The Teen Wytche Saga by Ariella Moon
Think magic will solve your problems?
Bring you love? Cure you? Protect you? Help you find someone who is lost?
Magic tests friendships. It hisses, chirps, stinks up the room, backfires, and explodes. Magic forces you to make tough decisions. Shatter limitations. Discover your true self. When you use magic, expect results in the ultimate triple-un—unpredictable, uncontrollable, and so undeniable.
And you thought navigating high school was tough.
Reading Ariella Moon’s Spell Check, the first in a series, really brought me back to the style of books that I enjoyed reading when I was a preteen just getting interested in books that featured the supernatural or paranormal. I couldn’t help but think of a favorite eighties movie, Teen Witch, as I was reading this one, too.
Although much of what happens in Spell Check is pretty innocent and fun, there are some darker undertones—particularly regarding the loss of Evie’s dad, the man who inspired her to take an interest in photography. My heart really ached for this girl, and I loved reading all of her remembrances of him and the special bond that they shared with one another.
Another fun aspect of this book is the beginnings of young love. Relationships are difficult enough as they are, but they are even more complicated when friends may possibly have the same feelings for the same boy. Evie’s and Parvani’s friendship is tested when Evie is asked to help with a love spell for Parvani for Jordan, a boy that Evie is falling for.

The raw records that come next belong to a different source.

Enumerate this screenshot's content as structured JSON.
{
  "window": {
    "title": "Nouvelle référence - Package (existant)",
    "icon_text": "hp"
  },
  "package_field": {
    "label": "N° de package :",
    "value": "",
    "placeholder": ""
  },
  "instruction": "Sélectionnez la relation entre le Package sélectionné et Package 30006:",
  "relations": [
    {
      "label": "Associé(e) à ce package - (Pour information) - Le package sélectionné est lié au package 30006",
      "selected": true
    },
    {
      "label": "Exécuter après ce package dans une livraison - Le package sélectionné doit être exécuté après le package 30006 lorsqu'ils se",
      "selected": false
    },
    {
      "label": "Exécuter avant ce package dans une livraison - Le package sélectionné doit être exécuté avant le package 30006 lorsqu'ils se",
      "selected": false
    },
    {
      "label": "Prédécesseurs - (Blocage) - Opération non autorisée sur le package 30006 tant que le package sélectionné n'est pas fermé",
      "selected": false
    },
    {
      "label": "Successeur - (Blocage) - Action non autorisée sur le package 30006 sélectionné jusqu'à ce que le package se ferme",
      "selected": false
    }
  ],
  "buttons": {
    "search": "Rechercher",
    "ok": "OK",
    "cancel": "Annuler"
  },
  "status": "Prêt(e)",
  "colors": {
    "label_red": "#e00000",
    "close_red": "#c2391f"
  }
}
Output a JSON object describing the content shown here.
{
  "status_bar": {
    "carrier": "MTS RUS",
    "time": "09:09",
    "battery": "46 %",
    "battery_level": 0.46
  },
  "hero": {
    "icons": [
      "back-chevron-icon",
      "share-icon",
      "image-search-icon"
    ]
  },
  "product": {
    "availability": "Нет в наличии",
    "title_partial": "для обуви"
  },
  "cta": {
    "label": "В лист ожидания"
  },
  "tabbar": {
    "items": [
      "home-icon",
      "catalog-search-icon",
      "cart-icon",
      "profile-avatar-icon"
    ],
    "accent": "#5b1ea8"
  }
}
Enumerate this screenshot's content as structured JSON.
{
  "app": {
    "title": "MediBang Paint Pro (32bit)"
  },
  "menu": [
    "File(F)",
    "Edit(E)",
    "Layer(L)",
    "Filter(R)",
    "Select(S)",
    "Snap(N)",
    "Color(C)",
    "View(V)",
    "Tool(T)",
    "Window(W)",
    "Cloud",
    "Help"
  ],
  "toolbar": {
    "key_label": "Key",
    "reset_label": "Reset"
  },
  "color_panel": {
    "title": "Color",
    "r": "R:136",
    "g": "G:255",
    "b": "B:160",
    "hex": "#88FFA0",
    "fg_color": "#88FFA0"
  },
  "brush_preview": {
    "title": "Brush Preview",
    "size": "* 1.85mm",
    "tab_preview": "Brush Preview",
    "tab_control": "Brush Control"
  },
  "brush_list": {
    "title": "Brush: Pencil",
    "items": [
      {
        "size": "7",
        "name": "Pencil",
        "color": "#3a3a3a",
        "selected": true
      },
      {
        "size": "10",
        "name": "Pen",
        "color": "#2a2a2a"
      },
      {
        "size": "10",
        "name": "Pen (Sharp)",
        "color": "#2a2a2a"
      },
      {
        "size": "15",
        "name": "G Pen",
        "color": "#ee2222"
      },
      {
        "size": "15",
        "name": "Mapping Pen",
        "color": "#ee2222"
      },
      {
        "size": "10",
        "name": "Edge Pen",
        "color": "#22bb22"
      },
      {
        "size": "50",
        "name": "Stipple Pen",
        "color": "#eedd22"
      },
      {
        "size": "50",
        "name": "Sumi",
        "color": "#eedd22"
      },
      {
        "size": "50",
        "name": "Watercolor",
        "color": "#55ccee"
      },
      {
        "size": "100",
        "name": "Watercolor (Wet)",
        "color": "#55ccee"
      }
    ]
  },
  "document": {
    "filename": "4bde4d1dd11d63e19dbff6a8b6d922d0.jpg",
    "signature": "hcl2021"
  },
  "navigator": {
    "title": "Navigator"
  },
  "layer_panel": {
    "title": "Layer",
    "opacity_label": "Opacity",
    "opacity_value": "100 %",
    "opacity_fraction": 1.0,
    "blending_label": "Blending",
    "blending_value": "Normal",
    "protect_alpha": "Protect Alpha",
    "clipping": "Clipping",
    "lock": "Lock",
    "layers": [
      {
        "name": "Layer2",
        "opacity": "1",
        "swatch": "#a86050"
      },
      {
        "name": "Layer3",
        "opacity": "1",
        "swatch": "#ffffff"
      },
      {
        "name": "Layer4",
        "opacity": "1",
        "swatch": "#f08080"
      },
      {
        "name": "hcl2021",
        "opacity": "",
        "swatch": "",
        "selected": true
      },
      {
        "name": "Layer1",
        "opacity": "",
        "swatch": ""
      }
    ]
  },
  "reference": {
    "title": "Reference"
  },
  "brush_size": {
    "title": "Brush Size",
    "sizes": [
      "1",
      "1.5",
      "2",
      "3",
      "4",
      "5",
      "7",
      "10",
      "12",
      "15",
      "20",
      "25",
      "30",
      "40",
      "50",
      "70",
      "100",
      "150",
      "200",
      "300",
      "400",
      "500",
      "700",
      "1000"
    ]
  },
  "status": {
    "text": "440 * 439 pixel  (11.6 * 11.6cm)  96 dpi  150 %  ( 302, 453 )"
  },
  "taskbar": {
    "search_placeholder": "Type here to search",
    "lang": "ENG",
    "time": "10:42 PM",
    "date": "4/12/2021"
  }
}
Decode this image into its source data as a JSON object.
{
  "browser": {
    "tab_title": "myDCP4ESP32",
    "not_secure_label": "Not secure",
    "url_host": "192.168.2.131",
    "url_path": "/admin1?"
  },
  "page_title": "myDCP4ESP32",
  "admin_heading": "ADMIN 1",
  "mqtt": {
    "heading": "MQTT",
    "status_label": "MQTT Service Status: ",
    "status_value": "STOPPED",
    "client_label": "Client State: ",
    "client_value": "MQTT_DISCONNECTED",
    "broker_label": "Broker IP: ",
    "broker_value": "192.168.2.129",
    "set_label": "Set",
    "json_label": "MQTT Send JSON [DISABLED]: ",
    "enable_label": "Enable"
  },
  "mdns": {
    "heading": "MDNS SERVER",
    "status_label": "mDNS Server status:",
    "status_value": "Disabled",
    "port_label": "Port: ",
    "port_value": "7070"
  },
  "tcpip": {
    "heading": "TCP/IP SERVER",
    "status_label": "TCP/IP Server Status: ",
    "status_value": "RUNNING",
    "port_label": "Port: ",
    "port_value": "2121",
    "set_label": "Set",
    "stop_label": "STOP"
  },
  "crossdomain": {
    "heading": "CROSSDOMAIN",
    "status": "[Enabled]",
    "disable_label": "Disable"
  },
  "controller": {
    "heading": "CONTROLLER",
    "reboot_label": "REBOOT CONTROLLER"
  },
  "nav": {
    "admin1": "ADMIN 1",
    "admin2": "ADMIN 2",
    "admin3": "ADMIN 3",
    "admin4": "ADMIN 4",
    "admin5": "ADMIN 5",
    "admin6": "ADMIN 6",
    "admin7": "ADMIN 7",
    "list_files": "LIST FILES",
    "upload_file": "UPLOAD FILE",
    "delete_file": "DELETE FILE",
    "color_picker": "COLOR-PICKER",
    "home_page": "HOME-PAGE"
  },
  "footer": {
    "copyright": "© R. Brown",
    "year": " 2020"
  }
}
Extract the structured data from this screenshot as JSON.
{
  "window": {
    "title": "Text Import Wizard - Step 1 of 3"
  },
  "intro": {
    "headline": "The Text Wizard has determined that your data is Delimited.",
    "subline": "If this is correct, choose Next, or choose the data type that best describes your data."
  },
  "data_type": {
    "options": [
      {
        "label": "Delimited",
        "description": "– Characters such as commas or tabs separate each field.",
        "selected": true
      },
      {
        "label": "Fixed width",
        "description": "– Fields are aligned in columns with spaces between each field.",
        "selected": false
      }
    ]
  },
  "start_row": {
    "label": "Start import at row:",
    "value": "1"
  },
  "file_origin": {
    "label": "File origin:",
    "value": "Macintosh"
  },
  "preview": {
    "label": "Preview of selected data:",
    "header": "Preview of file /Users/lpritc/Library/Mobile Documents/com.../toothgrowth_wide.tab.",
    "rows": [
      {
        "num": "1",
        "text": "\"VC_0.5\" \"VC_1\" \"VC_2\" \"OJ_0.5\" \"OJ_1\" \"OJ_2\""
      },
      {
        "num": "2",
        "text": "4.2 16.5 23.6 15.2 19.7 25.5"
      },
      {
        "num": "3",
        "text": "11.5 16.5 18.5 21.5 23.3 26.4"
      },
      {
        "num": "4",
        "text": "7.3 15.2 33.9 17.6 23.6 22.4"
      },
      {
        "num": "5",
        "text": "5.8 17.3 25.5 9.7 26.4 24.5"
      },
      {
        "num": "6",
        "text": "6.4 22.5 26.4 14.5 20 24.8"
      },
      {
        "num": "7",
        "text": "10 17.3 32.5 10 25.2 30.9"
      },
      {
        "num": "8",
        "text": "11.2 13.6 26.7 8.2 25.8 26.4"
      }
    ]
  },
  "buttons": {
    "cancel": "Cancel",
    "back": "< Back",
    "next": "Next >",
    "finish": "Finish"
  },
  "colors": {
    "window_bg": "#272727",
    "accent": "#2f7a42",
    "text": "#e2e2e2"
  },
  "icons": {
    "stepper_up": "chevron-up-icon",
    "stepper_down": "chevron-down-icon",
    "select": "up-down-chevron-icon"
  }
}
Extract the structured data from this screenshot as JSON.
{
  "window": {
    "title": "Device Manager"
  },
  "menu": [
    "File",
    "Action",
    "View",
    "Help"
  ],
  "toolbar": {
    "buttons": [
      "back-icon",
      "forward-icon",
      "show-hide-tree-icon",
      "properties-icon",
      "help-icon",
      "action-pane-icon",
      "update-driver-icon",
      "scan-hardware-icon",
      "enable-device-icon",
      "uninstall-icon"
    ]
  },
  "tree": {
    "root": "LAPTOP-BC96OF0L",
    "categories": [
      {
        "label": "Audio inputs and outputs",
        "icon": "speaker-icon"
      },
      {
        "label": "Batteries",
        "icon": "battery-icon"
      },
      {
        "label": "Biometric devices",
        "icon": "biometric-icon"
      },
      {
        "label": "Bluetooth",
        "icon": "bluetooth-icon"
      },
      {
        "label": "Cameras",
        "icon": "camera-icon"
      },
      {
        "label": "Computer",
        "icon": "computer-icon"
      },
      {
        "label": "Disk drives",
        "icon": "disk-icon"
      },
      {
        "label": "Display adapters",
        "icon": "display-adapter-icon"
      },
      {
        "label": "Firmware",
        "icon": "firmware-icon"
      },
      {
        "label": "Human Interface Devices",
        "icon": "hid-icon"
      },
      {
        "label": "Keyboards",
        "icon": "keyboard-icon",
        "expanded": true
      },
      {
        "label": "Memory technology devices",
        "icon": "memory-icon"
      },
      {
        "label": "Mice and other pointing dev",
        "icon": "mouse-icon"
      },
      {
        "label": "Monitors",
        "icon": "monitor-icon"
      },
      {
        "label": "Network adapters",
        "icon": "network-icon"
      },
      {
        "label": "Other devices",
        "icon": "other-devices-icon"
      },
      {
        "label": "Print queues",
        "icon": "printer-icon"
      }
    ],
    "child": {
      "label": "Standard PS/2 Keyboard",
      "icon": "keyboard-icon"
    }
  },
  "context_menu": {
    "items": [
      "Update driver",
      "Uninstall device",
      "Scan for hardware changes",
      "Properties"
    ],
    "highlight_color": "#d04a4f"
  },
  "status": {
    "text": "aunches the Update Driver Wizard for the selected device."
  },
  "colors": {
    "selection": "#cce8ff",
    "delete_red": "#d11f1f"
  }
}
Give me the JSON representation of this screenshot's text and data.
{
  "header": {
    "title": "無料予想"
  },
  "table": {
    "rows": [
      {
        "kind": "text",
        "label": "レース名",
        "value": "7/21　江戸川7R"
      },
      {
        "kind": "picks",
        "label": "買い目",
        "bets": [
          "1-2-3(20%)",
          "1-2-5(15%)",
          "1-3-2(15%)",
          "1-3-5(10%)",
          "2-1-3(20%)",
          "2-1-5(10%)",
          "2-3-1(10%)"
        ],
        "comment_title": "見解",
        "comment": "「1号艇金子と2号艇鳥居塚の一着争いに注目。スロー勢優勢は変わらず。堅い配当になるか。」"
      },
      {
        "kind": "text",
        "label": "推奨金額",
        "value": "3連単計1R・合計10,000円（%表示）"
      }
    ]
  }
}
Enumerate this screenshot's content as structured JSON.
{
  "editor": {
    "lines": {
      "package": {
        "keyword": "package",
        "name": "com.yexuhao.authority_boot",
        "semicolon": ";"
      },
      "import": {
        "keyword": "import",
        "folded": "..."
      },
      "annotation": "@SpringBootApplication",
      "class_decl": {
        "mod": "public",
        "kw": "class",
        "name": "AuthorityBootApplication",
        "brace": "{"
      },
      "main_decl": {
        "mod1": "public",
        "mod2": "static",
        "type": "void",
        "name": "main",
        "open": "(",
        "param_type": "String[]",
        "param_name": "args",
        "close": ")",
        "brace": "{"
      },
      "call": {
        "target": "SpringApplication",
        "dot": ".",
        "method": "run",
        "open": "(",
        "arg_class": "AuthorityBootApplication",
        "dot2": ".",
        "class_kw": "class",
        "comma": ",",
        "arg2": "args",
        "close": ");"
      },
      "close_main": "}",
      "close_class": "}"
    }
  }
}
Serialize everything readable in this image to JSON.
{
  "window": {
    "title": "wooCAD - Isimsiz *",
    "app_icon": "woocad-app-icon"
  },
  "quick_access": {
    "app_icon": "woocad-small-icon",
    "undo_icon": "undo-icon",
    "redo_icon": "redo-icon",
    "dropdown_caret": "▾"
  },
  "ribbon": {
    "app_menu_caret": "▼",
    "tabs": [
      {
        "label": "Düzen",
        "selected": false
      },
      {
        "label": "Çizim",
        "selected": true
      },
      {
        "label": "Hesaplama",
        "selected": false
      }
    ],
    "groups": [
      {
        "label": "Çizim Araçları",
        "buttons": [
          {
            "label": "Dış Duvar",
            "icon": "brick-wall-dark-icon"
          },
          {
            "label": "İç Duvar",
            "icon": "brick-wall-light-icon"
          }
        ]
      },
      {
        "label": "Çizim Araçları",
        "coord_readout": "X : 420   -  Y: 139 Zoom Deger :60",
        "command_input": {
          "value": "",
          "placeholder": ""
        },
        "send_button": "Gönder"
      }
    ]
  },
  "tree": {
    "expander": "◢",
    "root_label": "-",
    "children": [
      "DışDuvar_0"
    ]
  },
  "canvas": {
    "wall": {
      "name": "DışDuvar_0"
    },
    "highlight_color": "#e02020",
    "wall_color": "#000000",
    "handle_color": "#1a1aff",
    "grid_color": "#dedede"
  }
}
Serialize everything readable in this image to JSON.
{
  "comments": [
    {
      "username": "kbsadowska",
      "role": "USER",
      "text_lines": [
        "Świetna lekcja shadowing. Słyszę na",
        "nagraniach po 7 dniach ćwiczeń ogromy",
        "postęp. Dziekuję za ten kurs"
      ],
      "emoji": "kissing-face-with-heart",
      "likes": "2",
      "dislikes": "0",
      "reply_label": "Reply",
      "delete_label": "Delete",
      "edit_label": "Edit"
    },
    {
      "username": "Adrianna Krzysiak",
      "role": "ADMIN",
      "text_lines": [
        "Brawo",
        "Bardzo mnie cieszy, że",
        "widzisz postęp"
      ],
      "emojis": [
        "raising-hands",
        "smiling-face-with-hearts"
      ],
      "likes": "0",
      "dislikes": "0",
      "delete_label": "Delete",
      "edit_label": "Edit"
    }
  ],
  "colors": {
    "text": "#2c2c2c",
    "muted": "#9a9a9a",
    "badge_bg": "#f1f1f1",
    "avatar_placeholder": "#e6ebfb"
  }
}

Perhaps my favorite character in this book was Salem, also known as Sarah. She seemed to have a lot more depth to her than the other characters. She is also something of a threat to the friendship between Evie and Parvani because she’s new in Evie’s life. I look forward to finding out more about her in future books.
The characters in this book are about fourteen years old, but to me they felt a little bit younger than that. I would definitely feel comfortable letting children around the ages of ten or eleven read the book. Subject matter also covers bullying, something that a lot of kids in this awkward age can relate to.
Overall, this was a really fun and cute book, and I look forward to reading the rest in the series.